Fiercly Beautiful Music from an Incredible Composer
Antonio Salieri was an incredible composer whose genius was only partially recognized in his time and has become hidden in our own. The Slovak Orchestra evokes his fiery music with passion, showing the delicacy of the music as well as the full orchestral thunder. Experience the genius of a Maestro who is steadily remerging (i.e. Cecilia Bartoli, Slovak Orchestra, etc.) in his own light as the genius he truly is.

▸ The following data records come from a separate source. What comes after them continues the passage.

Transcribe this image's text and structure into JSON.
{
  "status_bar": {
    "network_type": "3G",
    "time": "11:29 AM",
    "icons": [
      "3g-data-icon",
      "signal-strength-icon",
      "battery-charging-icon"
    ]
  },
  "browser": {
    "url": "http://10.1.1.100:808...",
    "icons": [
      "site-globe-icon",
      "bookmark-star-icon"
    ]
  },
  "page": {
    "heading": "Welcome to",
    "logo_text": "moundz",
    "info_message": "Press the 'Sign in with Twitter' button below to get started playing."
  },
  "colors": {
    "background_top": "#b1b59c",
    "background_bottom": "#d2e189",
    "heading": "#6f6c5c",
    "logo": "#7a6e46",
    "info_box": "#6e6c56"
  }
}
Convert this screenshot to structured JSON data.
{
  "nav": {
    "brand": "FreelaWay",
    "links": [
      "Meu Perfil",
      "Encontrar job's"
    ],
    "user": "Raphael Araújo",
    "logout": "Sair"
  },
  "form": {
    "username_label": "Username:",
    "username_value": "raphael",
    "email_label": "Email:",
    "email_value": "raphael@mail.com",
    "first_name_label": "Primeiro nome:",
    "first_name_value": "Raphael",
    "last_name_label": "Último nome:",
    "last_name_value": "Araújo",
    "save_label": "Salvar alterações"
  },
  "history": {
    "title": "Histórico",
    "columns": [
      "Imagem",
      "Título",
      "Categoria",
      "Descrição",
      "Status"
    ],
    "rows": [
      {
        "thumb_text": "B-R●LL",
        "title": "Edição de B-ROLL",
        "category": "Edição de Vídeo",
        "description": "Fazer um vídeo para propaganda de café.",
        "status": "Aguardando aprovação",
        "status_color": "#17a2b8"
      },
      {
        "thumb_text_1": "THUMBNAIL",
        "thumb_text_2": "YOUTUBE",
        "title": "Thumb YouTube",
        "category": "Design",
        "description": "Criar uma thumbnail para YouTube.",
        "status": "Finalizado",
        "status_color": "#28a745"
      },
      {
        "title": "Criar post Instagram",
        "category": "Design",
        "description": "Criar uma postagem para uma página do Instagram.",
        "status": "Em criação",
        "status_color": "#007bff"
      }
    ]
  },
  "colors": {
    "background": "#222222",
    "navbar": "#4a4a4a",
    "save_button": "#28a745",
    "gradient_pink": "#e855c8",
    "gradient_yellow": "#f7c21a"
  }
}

The Slovak Radio Orchsetra does what it can for this collection of overtures by Mozart's chief rival, Salieri, but the pieces all sound like Mozart without the genius. This is "classical era" clockwork--dramatic gestures, "noble" fanfares, much Sturm and Drang, but little really good music. To think Salieri was considered a giant in his era? Alas for Mozart!